Self-adjoint operator

Self-adjoint operator

From Wikipedia, the free encyclopedia
In mathematics, on a finite-dimensional inner product space, a self-adjoint operator is one that is its own adjoint, or, equivalently, one whose matrix is Hermitian, where a Hermitian matrix is one which is equal to its own conjugate transpose. By the finite-dimensional spectral theorem such operators have an orthonormal basis in which the operator can be represented as a diagonal matrix with entries in the real numbers. In this article, we consider generalizations of this concept to operators on Hilbert spaces of arbitrary dimension.
Self-adjoint operators are used in functional analysis and quantum mechanics. In quantum mechanics their importance lies in the fact that in the Diracvon Neumann formulation of quantum mechanics, physical observables such as position, momentumangular momentum and spin are represented by self-adjoint operators on a Hilbert space. Of particular significance is the Hamiltonian
 H psi = V psi - frac{hbar^2}{2 m} nabla^2 psi
which as an observable corresponds to the total energy of a particle of mass m in a real potential field V. Differential operators are an important class of unbounded operators.
The structure of self-adjoint operators on infinite dimensional Hilbert spaces essentially resembles the finite dimensional case, that is to say, operators are self-adjoint if and only if they are unitarily equivalent to real-valued multiplication operators. With suitable modifications, this result can be extended to possibly unbounded operators on infinite dimensional spaces. Since an everywhere defined self-adjoint operator is necessarily bounded, one needs be more attentive to the domain issue in the unbounded case. This is explained below in more detail.

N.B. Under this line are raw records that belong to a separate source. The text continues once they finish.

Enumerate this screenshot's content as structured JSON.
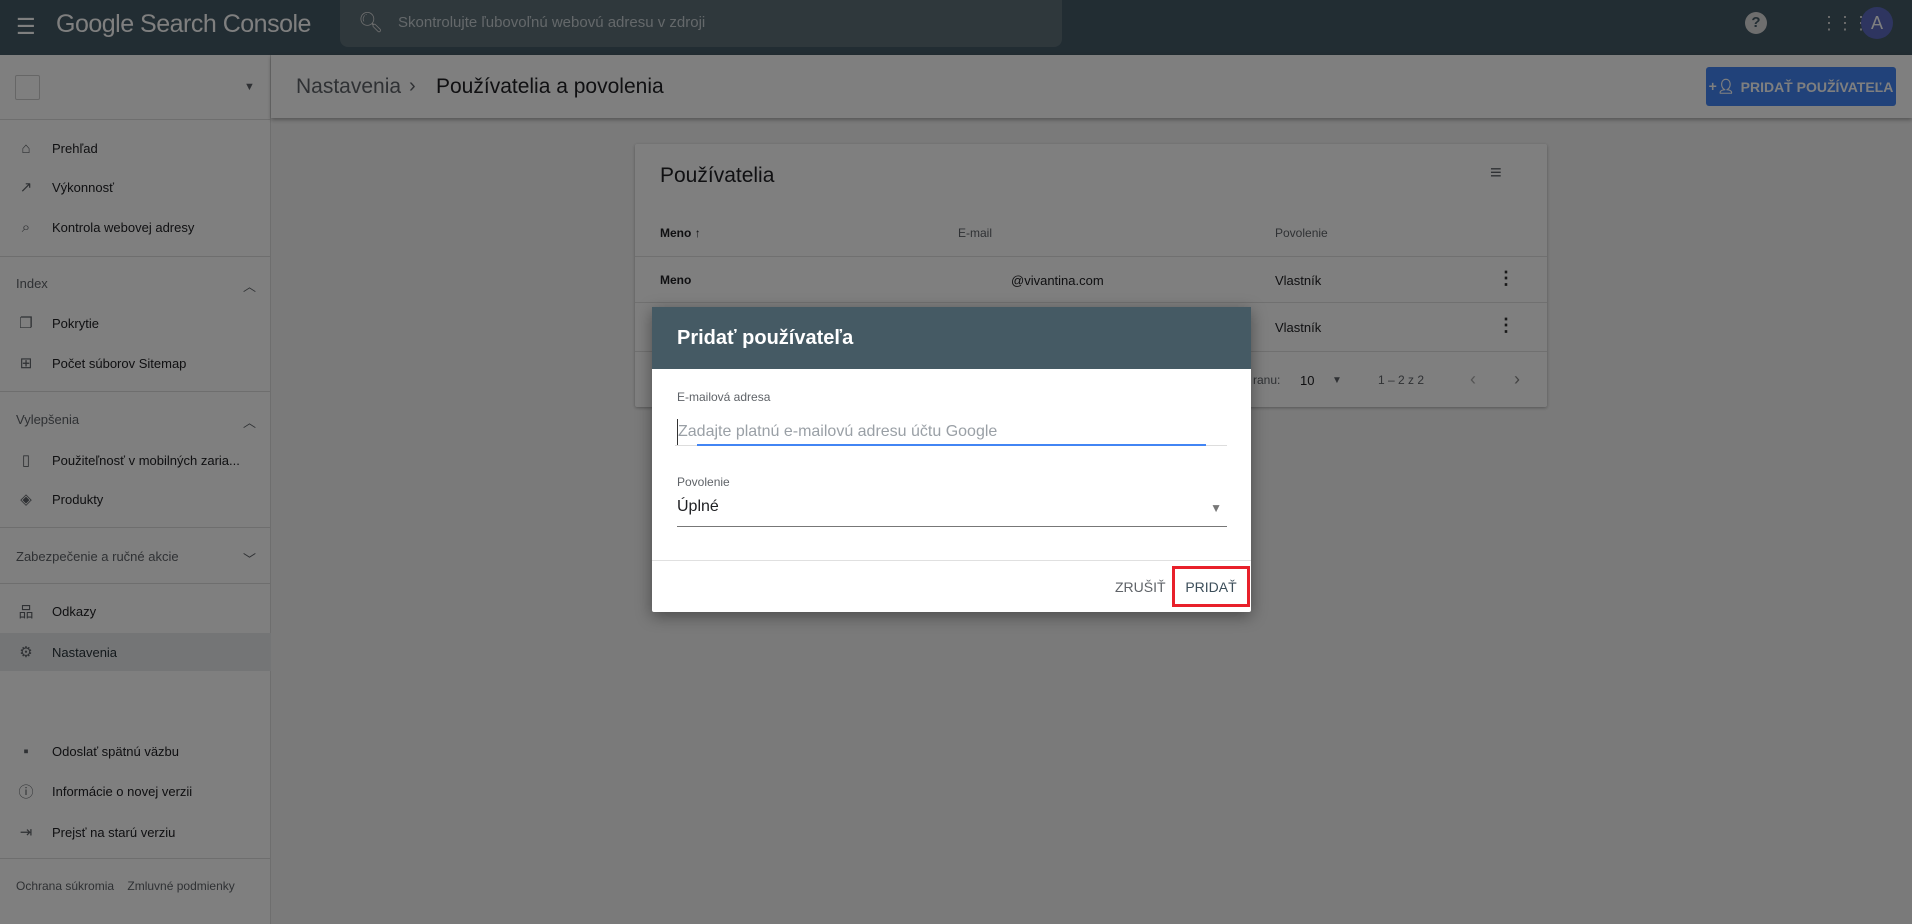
{
  "app": {
    "title": "Google Search Console",
    "search_placeholder": "Skontrolujte ľubovoľnú webovú adresu v zdroji",
    "avatar_letter": "A"
  },
  "sidebar": {
    "items": [
      {
        "label": "Prehľad",
        "icon": "home-icon"
      },
      {
        "label": "Výkonnosť",
        "icon": "trending-up-icon"
      },
      {
        "label": "Kontrola webovej adresy",
        "icon": "search-icon"
      }
    ],
    "index": {
      "title": "Index",
      "items": [
        {
          "label": "Pokrytie"
        },
        {
          "label": "Počet súborov Sitemap"
        }
      ]
    },
    "enh": {
      "title": "Vylepšenia",
      "items": [
        {
          "label": "Použiteľnosť v mobilných zaria..."
        },
        {
          "label": "Produkty"
        }
      ]
    },
    "security": {
      "title": "Zabezpečenie a ručné akcie"
    },
    "links": {
      "label": "Odkazy"
    },
    "settings": {
      "label": "Nastavenia",
      "active": true
    },
    "bottom": [
      {
        "label": "Odoslať spätnú väzbu"
      },
      {
        "label": "Informácie o novej verzii"
      },
      {
        "label": "Prejsť na starú verziu"
      }
    ],
    "footer": {
      "privacy": "Ochrana súkromia",
      "terms": "Zmluvné podmienky"
    }
  },
  "header": {
    "breadcrumb_parent": "Nastavenia",
    "breadcrumb_current": "Používatelia a povolenia",
    "add_user_button": "PRIDAŤ POUŽÍVATEĽA"
  },
  "users_card": {
    "title": "Používatelia",
    "columns": [
      "Meno",
      "E-mail",
      "Povolenie"
    ],
    "rows": [
      {
        "name": "Meno",
        "email": "@vivantina.com",
        "permission": "Vlastník"
      },
      {
        "name": "",
        "email": "",
        "permission": "Vlastník"
      }
    ],
    "footer": {
      "rows_label_fragment": "ranu:",
      "rows_per_page": "10",
      "range": "1 – 2 z 2"
    }
  },
  "dialog": {
    "title": "Pridať používateľa",
    "email_label": "E-mailová adresa",
    "email_value": "",
    "email_placeholder": "Zadajte platnú e-mailovú adresu účtu Google",
    "permission_label": "Povolenie",
    "permission_value": "Úplné",
    "cancel": "ZRUŠIŤ",
    "add": "PRIDAŤ"
  },
  "colors": {
    "topbar": "#455a66",
    "primary": "#4285f4",
    "highlight": "#e8202a"
  }
}
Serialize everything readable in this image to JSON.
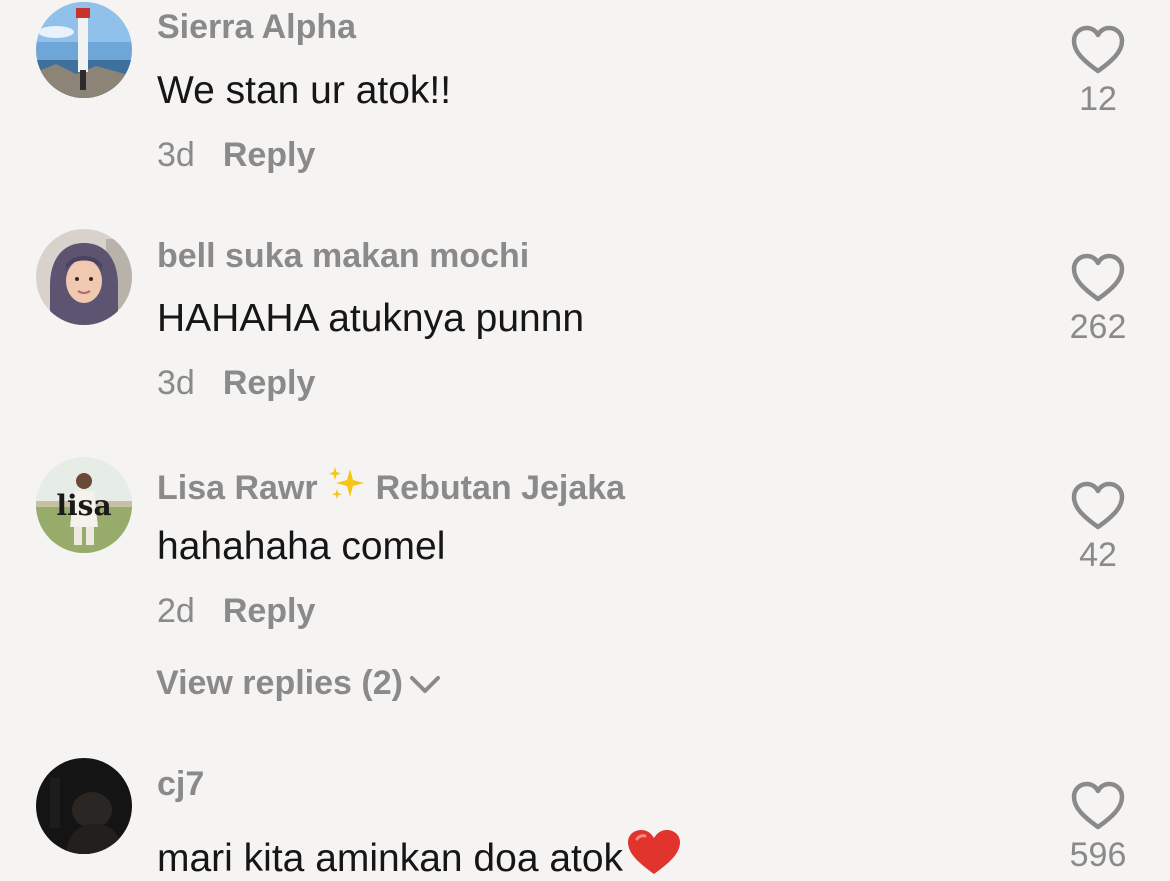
{
  "comments": [
    {
      "username": "Sierra Alpha",
      "text": "We stan ur atok!!",
      "time": "3d",
      "reply_label": "Reply",
      "likes": "12",
      "avatar_icon": "avatar-lighthouse-photo"
    },
    {
      "username": "bell suka makan mochi",
      "text": "HAHAHA atuknya punnn",
      "time": "3d",
      "reply_label": "Reply",
      "likes": "262",
      "avatar_icon": "avatar-hijab-portrait"
    },
    {
      "username_part1": "Lisa Rawr",
      "username_part2": "Rebutan Jejaka",
      "username_emoji": "sparkles-emoji",
      "text": "hahahaha comel",
      "time": "2d",
      "reply_label": "Reply",
      "likes": "42",
      "avatar_icon": "avatar-lisa-photo",
      "avatar_text": "lisa",
      "view_replies": "View replies (2)"
    },
    {
      "username": "cj7",
      "text": "mari kita aminkan doa atok",
      "text_emoji": "red-heart-emoji",
      "likes": "596",
      "avatar_icon": "avatar-dark-photo"
    }
  ],
  "colors": {
    "background": "#f5f4f2",
    "username": "#8a8a8a",
    "text": "#161616",
    "heart_outline": "#8a8a8a",
    "emoji_heart": "#e0342c"
  }
}
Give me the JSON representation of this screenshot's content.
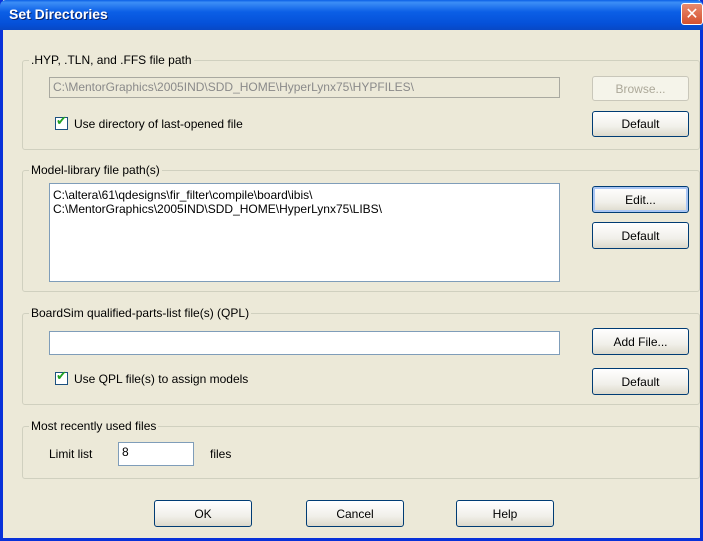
{
  "window": {
    "title": "Set Directories",
    "close_glyph": "✕"
  },
  "hyp_group": {
    "legend": ".HYP, .TLN, and .FFS file path",
    "path_value": "C:\\MentorGraphics\\2005IND\\SDD_HOME\\HyperLynx75\\HYPFILES\\",
    "browse_label": "Browse...",
    "use_last_dir_label": "Use directory of last-opened file",
    "use_last_dir_checked": true,
    "default_label": "Default"
  },
  "model_group": {
    "legend": "Model-library file path(s)",
    "paths": [
      "C:\\altera\\61\\qdesigns\\fir_filter\\compile\\board\\ibis\\",
      "C:\\MentorGraphics\\2005IND\\SDD_HOME\\HyperLynx75\\LIBS\\"
    ],
    "edit_label": "Edit...",
    "default_label": "Default"
  },
  "qpl_group": {
    "legend": "BoardSim qualified-parts-list file(s) (QPL)",
    "file_value": "",
    "add_file_label": "Add File...",
    "use_qpl_label": "Use QPL file(s) to assign models",
    "use_qpl_checked": true,
    "default_label": "Default"
  },
  "mru_group": {
    "legend": "Most recently used files",
    "limit_label": "Limit list",
    "limit_value": "8",
    "files_label": "files"
  },
  "footer": {
    "ok_label": "OK",
    "cancel_label": "Cancel",
    "help_label": "Help"
  },
  "icons": {
    "close": "close-icon",
    "check": "checkmark-icon"
  }
}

Leave a Reply

Fill in your details below or click an icon to log in: Logo

You are commenting using your account. Log Out /  Change )

Google+ photo

You are commenting using your Google+ account. Log Out /  Change )

Twitter picture

You are commenting using your Twitter account. Log Out /  Change )

Facebook photo

You are commenting using your Facebook account. Log Out /  Change )


Connecting to %s